Institute for sustainable financeAs one of its first actions, the ISF established the Canadian Sustainable Finance Network (CSFN)  an independent formal research and educational network for academia, industry and government to bring together a talented network of university faculty members and relevant members from industry, government and civil society.  A list of members, here , includes multiple faculty from twelve Canadian universities, one from Yale in the U.S., and other individual academics from universities which are not institutional members (including UBC, HEC Montreal, and Memorial University).

 

Bank of Canada sees risks of climate change; Insurers urge end to fossil fuel subsidies

On March 2, in a speech in Montreal, the Deputy Governor of the Bank of Canada weighed in on the economic and financial risks of climate change, and the role of the Bank (BoC) .  In Thermometer Rising—Climate Change and Canada’s Economic Future , the Deputy Governor drew on 2011 estimates from the National Round Table on the Environment and the Economy (NRTEE) when he acknowledged that in Canada alone, “ in the absence of action to address global warming, we would face annual costs of between $21 billion and $43 billion by the 2050s”.   Touching on the role of carbon pricing and green finance such as green bonds, he also states: “enhanced transparency and analytical tools are also needed”  to enable investors to exploit green investment opportunities. However,   “In contrast to some other central banks, the Bank of Canada is not directly responsible for regulating banks, insurance companies and similar financial institutions. …. We do not regulate financial markets and thus do not have the mandate to establish standards of transparency and disclosure in support of green finance…. We do, however, have a broader set of responsibilities to support financial stability, including identifying, analyzing and assessing both imminent and emerging systemic risks.

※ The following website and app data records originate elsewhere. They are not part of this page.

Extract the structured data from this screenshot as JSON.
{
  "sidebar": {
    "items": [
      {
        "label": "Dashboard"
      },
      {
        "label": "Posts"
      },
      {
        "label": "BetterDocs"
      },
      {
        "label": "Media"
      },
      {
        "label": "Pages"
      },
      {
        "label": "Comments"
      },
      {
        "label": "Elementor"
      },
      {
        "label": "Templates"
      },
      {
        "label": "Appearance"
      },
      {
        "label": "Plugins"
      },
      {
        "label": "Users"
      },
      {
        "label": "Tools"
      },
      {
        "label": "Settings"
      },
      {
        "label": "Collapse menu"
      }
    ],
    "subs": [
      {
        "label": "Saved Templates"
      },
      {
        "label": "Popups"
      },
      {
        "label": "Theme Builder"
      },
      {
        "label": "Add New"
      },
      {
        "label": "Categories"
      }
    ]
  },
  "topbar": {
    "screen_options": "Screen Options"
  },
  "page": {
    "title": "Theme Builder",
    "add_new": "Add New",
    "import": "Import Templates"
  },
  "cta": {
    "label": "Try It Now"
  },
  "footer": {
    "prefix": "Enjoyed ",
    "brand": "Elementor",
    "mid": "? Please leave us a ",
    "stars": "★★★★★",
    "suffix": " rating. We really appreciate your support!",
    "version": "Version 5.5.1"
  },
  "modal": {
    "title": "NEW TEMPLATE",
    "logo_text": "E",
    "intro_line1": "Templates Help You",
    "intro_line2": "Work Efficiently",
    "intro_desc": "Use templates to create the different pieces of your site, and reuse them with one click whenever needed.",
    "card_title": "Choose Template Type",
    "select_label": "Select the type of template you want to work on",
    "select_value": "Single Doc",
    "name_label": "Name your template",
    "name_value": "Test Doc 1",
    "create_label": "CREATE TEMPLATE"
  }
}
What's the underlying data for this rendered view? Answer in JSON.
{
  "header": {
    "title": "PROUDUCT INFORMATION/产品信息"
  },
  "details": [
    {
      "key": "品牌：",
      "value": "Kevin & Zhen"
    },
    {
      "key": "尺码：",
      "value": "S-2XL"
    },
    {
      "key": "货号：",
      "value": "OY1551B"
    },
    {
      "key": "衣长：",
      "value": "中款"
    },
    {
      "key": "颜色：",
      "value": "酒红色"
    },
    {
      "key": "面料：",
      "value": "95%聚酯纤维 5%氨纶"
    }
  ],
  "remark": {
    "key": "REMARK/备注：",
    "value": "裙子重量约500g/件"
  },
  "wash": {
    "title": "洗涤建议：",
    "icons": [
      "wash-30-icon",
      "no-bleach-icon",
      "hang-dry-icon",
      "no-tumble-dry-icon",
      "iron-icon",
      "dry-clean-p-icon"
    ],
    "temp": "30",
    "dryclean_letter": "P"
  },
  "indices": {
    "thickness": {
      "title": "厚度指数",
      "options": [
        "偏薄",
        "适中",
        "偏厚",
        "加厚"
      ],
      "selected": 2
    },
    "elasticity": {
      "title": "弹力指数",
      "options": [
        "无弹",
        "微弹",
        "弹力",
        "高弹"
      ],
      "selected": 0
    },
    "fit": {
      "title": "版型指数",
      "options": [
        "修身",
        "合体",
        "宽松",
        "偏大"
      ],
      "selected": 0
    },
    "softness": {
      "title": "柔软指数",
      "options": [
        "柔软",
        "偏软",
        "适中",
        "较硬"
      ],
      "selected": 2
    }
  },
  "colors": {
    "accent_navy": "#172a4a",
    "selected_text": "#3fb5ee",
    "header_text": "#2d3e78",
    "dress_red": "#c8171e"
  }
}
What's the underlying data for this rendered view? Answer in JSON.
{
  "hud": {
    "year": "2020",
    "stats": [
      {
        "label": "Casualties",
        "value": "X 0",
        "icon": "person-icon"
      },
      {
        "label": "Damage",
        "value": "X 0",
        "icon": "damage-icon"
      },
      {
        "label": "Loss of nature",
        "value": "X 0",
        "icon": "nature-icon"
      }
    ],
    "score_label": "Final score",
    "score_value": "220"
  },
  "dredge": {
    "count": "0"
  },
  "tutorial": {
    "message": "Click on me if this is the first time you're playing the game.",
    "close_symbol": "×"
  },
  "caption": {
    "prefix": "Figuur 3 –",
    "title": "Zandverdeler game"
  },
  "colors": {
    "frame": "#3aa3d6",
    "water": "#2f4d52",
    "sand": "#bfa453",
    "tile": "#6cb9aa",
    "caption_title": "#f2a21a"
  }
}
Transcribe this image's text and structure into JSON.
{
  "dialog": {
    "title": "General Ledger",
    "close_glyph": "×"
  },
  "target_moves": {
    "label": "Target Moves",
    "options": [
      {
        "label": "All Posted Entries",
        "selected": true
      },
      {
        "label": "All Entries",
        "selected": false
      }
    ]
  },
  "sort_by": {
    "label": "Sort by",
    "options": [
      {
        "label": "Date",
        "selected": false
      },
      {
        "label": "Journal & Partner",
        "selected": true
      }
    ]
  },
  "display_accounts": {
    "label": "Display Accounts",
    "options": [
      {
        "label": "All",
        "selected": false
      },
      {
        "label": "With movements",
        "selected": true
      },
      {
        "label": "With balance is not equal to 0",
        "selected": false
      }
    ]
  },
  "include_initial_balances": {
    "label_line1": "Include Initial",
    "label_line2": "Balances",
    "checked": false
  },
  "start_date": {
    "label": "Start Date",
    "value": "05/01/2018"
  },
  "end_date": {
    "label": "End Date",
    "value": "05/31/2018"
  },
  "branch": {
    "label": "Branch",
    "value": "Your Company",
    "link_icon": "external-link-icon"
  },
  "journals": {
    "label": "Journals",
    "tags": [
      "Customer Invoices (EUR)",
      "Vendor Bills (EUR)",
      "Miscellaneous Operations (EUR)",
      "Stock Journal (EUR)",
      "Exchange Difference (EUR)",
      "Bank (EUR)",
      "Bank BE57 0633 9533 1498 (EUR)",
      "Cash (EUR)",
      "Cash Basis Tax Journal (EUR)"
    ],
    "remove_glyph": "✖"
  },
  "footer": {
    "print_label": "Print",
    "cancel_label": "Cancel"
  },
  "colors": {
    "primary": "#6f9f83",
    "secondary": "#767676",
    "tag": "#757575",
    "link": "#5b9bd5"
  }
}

We bring this risk assessment into our discussions with other agencies that control the relevant policy levers.”

Private financial institutions and companies are trying to influence those policy levers – specifically, about fossil fuel subsidies. In a Public Statement addressed to the governments of G20 countries,  a group of 16  investment  and insurance companies managing more than  USD $2.8 trillion in assets states: “Subsidies and public finance supporting the production and consumption of fossil fuels are a key concern to the finance sector. They increase the risk of stranded fossil fuel assets, decrease the competitiveness of key industries, including low‐carbon businesses, and negate the carbon price signals many of us have been calling for. They are also notoriously inefficient from and economics standpoint. They create a significant burden on government budgets, perpetuate income inequality by benefiting the richest consumers while failing to meet the energy needs of those lacking energy access, and damage public health by increasing air pollution.”  The Statement then calls on the G20 governments to commit to “a clear timeline for the full and equitable phase-out by all G20 members of all fossil fuel subsidies by 2020, starting with the elimination of all subsidies for fossil fuel exploration and coal production.”

What would be the  impact of removing fossil fuel subsidies?  The most recent estimate comes from the Overseas Development Institute and the International Institute for Sustainable Development (IISD) Global Subsidies Initiative in   Zombie Energy: Climate Benefits of Ending Subsidies to Fossil Fuel Production. It concludes that if  subsidies to fossil fuel production were removed across the globe, the world’s GhG emissions would be reduced by 37 Gt of carbon dioxide  by 2050.  The authors call this “ likely a low-end estimate”, partly because it relies on what they say is  a “conservative estimate of global production subsidies in G20 countries” : $70 billion U.S. annually.   For more on this longstanding issue,  see the Global Subsidies Initiative webpage on fossil fuel subsidies.